In other words, our religion or lack thereof does affect everything we do. I'm not going to get into the hypocrisy of how some people claim to be Christians but then do unChristian things ... or how some people claim to be Atheists but then go to church on Christmas ... or how ... WE'RE ALL HYPOCRITES on SOME LEVEL. Because we are. I am. You are. EVERYONE. That's the one damn thing we all have in common. Some of us are bigger hypocrites than others, but we all make decisions that go against our core beliefs from time to time.

My business is a reflection of me and a big part of me is my spirituality and belief in GOD and love for JESUS and for LIFE and the UNIVERSE and for LOVE itself. One of my favorite book on leadership is Lead Like Jesus by Ken Blanchard and Phil Hodges. The teachings in this book can be applied in the classroom and in business, without proselytizing or turning people off to my faith because essentially it promotes leading through serving. Leading by example is pretty much the only evangelizing I'm comfortable with giving AND receiving. I can tell much more by what you do than by what you say.

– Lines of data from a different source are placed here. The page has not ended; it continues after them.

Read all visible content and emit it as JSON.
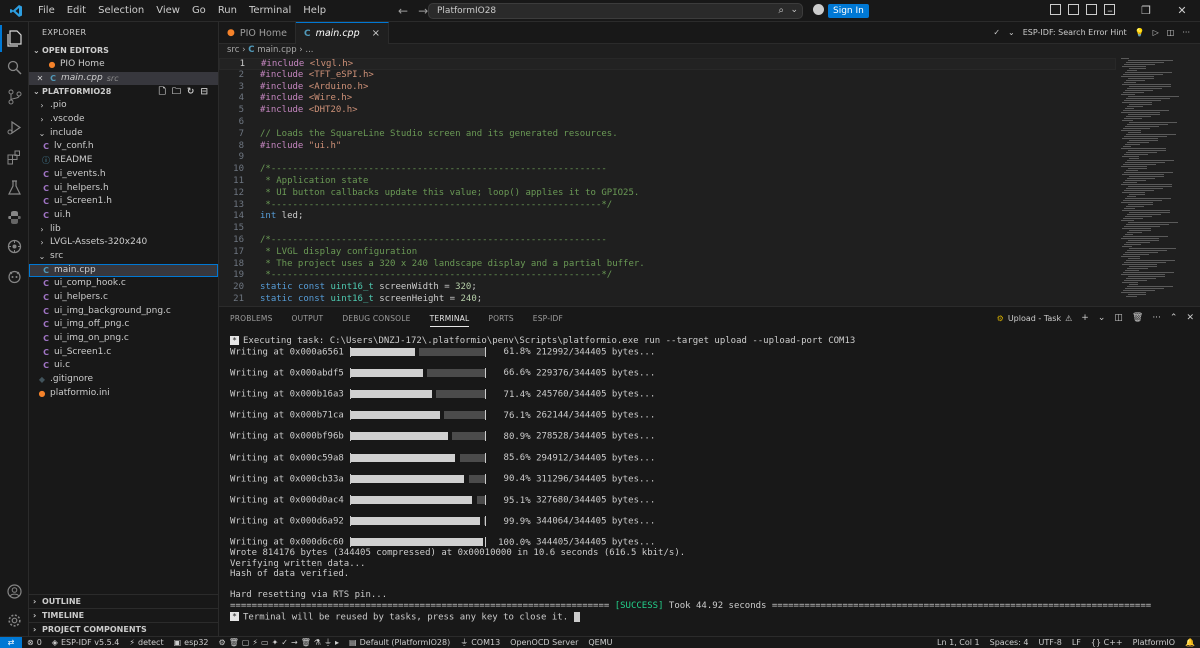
{
  "titlebar": {
    "menus": [
      "File",
      "Edit",
      "Selection",
      "View",
      "Go",
      "Run",
      "Terminal",
      "Help"
    ],
    "search_text": "PlatformIO28",
    "sign_in": "Sign In"
  },
  "activity": [
    "explorer-icon",
    "search-icon",
    "source-control-icon",
    "run-debug-icon",
    "extensions-icon",
    "testing-icon",
    "python-icon",
    "platformio-icon",
    "copilot-icon",
    "account-icon",
    "settings-gear-icon"
  ],
  "sidebar": {
    "title": "EXPLORER",
    "open_editors_title": "OPEN EDITORS",
    "open_editors": [
      {
        "name": "PIO Home",
        "icon": "pio",
        "hint": ""
      },
      {
        "name": "main.cpp",
        "icon": "cpp",
        "hint": "src"
      }
    ],
    "workspace_title": "PLATFORMIO28",
    "tree": [
      {
        "name": ".pio",
        "kind": "folder",
        "depth": 0,
        "open": false
      },
      {
        "name": ".vscode",
        "kind": "folder",
        "depth": 0,
        "open": false
      },
      {
        "name": "include",
        "kind": "folder",
        "depth": 0,
        "open": true
      },
      {
        "name": "lv_conf.h",
        "kind": "c",
        "depth": 1
      },
      {
        "name": "README",
        "kind": "info",
        "depth": 1
      },
      {
        "name": "ui_events.h",
        "kind": "c",
        "depth": 1
      },
      {
        "name": "ui_helpers.h",
        "kind": "c",
        "depth": 1
      },
      {
        "name": "ui_Screen1.h",
        "kind": "c",
        "depth": 1
      },
      {
        "name": "ui.h",
        "kind": "c",
        "depth": 1
      },
      {
        "name": "lib",
        "kind": "folder",
        "depth": 0,
        "open": false
      },
      {
        "name": "LVGL-Assets-320x240",
        "kind": "folder",
        "depth": 0,
        "open": false
      },
      {
        "name": "src",
        "kind": "folder",
        "depth": 0,
        "open": true
      },
      {
        "name": "main.cpp",
        "kind": "cpp",
        "depth": 1,
        "selected": true
      },
      {
        "name": "ui_comp_hook.c",
        "kind": "c",
        "depth": 1
      },
      {
        "name": "ui_helpers.c",
        "kind": "c",
        "depth": 1
      },
      {
        "name": "ui_img_background_png.c",
        "kind": "c",
        "depth": 1
      },
      {
        "name": "ui_img_off_png.c",
        "kind": "c",
        "depth": 1
      },
      {
        "name": "ui_img_on_png.c",
        "kind": "c",
        "depth": 1
      },
      {
        "name": "ui_Screen1.c",
        "kind": "c",
        "depth": 1
      },
      {
        "name": "ui.c",
        "kind": "c",
        "depth": 1
      },
      {
        "name": ".gitignore",
        "kind": "git",
        "depth": 0
      },
      {
        "name": "platformio.ini",
        "kind": "pio",
        "depth": 0
      }
    ],
    "bottom_sections": [
      "OUTLINE",
      "TIMELINE",
      "PROJECT COMPONENTS"
    ]
  },
  "tabs": [
    {
      "label": "PIO Home",
      "icon": "pio",
      "active": false
    },
    {
      "label": "main.cpp",
      "icon": "cpp",
      "active": true
    }
  ],
  "tabs_right": {
    "hint": "ESP-IDF: Search Error Hint"
  },
  "breadcrumb": [
    "src",
    "main.cpp",
    "..."
  ],
  "editor_lines": [
    [
      {
        "t": "#include ",
        "c": "pp"
      },
      {
        "t": "<lvgl.h>",
        "c": "str"
      }
    ],
    [
      {
        "t": "#include ",
        "c": "pp"
      },
      {
        "t": "<TFT_eSPI.h>",
        "c": "str"
      }
    ],
    [
      {
        "t": "#include ",
        "c": "pp"
      },
      {
        "t": "<Arduino.h>",
        "c": "str"
      }
    ],
    [
      {
        "t": "#include ",
        "c": "pp"
      },
      {
        "t": "<Wire.h>",
        "c": "str"
      }
    ],
    [
      {
        "t": "#include ",
        "c": "pp"
      },
      {
        "t": "<DHT20.h>",
        "c": "str"
      }
    ],
    [],
    [
      {
        "t": "// Loads the SquareLine Studio screen and its generated resources.",
        "c": "com"
      }
    ],
    [
      {
        "t": "#include ",
        "c": "pp"
      },
      {
        "t": "\"ui.h\"",
        "c": "str"
      }
    ],
    [],
    [
      {
        "t": "/*--------------------------------------------------------------",
        "c": "com"
      }
    ],
    [
      {
        "t": " * Application state",
        "c": "com"
      }
    ],
    [
      {
        "t": " * UI button callbacks update this value; loop() applies it to GPIO25.",
        "c": "com"
      }
    ],
    [
      {
        "t": " *-------------------------------------------------------------*/",
        "c": "com"
      }
    ],
    [
      {
        "t": "int",
        "c": "kw"
      },
      {
        "t": " led;",
        "c": ""
      }
    ],
    [],
    [
      {
        "t": "/*--------------------------------------------------------------",
        "c": "com"
      }
    ],
    [
      {
        "t": " * LVGL display configuration",
        "c": "com"
      }
    ],
    [
      {
        "t": " * The project uses a 320 x 240 landscape display and a partial buffer.",
        "c": "com"
      }
    ],
    [
      {
        "t": " *-------------------------------------------------------------*/",
        "c": "com"
      }
    ],
    [
      {
        "t": "static",
        "c": "kw"
      },
      {
        "t": " ",
        "c": ""
      },
      {
        "t": "const",
        "c": "kw"
      },
      {
        "t": " ",
        "c": ""
      },
      {
        "t": "uint16_t",
        "c": "ty"
      },
      {
        "t": " screenWidth = ",
        "c": ""
      },
      {
        "t": "320",
        "c": "num"
      },
      {
        "t": ";",
        "c": ""
      }
    ],
    [
      {
        "t": "static",
        "c": "kw"
      },
      {
        "t": " ",
        "c": ""
      },
      {
        "t": "const",
        "c": "kw"
      },
      {
        "t": " ",
        "c": ""
      },
      {
        "t": "uint16_t",
        "c": "ty"
      },
      {
        "t": " screenHeight = ",
        "c": ""
      },
      {
        "t": "240",
        "c": "num"
      },
      {
        "t": ";",
        "c": ""
      }
    ]
  ],
  "panel": {
    "tabs": [
      "PROBLEMS",
      "OUTPUT",
      "DEBUG CONSOLE",
      "TERMINAL",
      "PORTS",
      "ESP-IDF"
    ],
    "active_tab": "TERMINAL",
    "task_label": "Upload - Task"
  },
  "terminal": {
    "task_line": "Executing task: C:\\Users\\DNZJ-172\\.platformio\\penv\\Scripts\\platformio.exe run --target upload --upload-port COM13",
    "writes": [
      {
        "addr": "0x000a6561",
        "progress": 0.618,
        "pct": "61.8%",
        "bytes": "212992/344405 bytes..."
      },
      {
        "addr": "0x000abdf5",
        "progress": 0.666,
        "pct": "66.6%",
        "bytes": "229376/344405 bytes..."
      },
      {
        "addr": "0x000b16a3",
        "progress": 0.714,
        "pct": "71.4%",
        "bytes": "245760/344405 bytes..."
      },
      {
        "addr": "0x000b71ca",
        "progress": 0.761,
        "pct": "76.1%",
        "bytes": "262144/344405 bytes..."
      },
      {
        "addr": "0x000bf96b",
        "progress": 0.809,
        "pct": "80.9%",
        "bytes": "278528/344405 bytes..."
      },
      {
        "addr": "0x000c59a8",
        "progress": 0.856,
        "pct": "85.6%",
        "bytes": "294912/344405 bytes..."
      },
      {
        "addr": "0x000cb33a",
        "progress": 0.904,
        "pct": "90.4%",
        "bytes": "311296/344405 bytes..."
      },
      {
        "addr": "0x000d0ac4",
        "progress": 0.951,
        "pct": "95.1%",
        "bytes": "327680/344405 bytes..."
      },
      {
        "addr": "0x000d6a92",
        "progress": 0.999,
        "pct": "99.9%",
        "bytes": "344064/344405 bytes..."
      },
      {
        "addr": "0x000d6c60",
        "progress": 1.0,
        "pct": "100.0%",
        "bytes": "344405/344405 bytes..."
      }
    ],
    "wrote": "Wrote 814176 bytes (344405 compressed) at 0x00010000 in 10.6 seconds (616.5 kbit/s).",
    "verifying": "Verifying written data...",
    "hash": "Hash of data verified.",
    "reset": "Hard resetting via RTS pin...",
    "success_tag": "[SUCCESS]",
    "success_time": "Took 44.92 seconds",
    "reuse": "Terminal will be reused by tasks, press any key to close it."
  },
  "statusbar": {
    "left": [
      {
        "icon": "error-icon",
        "text": "0"
      },
      {
        "icon": "esp-idf-icon",
        "text": "ESP-IDF v5.5.4"
      },
      {
        "icon": "",
        "text": "detect"
      },
      {
        "icon": "",
        "text": "esp32"
      }
    ],
    "mid": [
      {
        "icon": "",
        "text": "Default (PlatformIO28)"
      },
      {
        "icon": "",
        "text": "COM13"
      },
      {
        "icon": "",
        "text": "OpenOCD Server"
      },
      {
        "icon": "",
        "text": "QEMU"
      }
    ],
    "right": [
      "Ln 1, Col 1",
      "Spaces: 4",
      "UTF-8",
      "LF",
      "{} C++",
      "PlatformIO"
    ]
  }
}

So, OF COURSE, I believe that business owners CAN make decisions based on their beliefs. It is when businesses make decisions and use their religion as an EXCUSE to do something unethical that it really gets under my skin. If Hobby Lobby wants to NOT fund certain forms of its female employees' healthcare, then that is their choice, but don't make it about religion. (They know they HAVE to make it about religion because it's the only loophole they could find.)

They are claiming it's because the four types of birth control that they are choosing to not cover cause abortions--something that most Christian organizations generally oppose. However, THAT'S NOT TRUE: Three of the four types of birth control that they are NOT covering stop ovulation, which makes fertilization impossible. One of the types of birth control, if implanted after fertilization, stops a fertilized egg from implanting. That does not fit the medical definition of abortion. It doesn't fit my personal definition either. All that IUD does is prevent a pregnancy from occurring.

Medical definitions aside, I realize that some people view a fertilized egg as a baby and so therefore they may view that type of device as abortifacient. Let's venture into the realm of the hypothetical.

Your beloved female someone (aunt, mom, daughter, sister, friend) is employed by Hobby Lobby (or the hundreds of other businesses who will use the recent decision to remove certain healthcare options--mostly from women) and she is raped. TERRIBLE. HORRIBLE. SITUATION. She is potentially pregnant. She doesn't know. Hormones do bad things to her. She knows this from experience. Because of this, she opts for the non-hormonal copper IUD, which will make it impossible for the potentially fertilized egg that she is carrying inside of her (made up of 50% rapist's DNA) to implant. She should have this option. There are some fates worse than death. Then again, maybe she chooses to wait and see if she is pregnant. Maybe she ends up being pregnant and goes through with the pregnancy. The point is--it's HER choice--not her employer's.

And the idea that vasectomies and Viagra (Vi-GAG-ra) are still covered is just ... gross, and I'm sure that there are some religious implications here, but bottom line: If it's good for the goose; it's good for the gander.

If you want to make decisions based on your religion, then do, but don't cherry pick what you will and will not do in the name of your religion and DON'T use your religion to hurt women. Know that just like you ... you corporate "person" you ... I (flesh and blood person, here!) have the ability to make my own decisions based on my own personal beliefs, and I plan on exercising those rights when I choose where to shop. I plan on voicing my opinion via social media and in correspondence with my representatives.

I encourage anyone who believes in something to get out of your armchair and do something about it.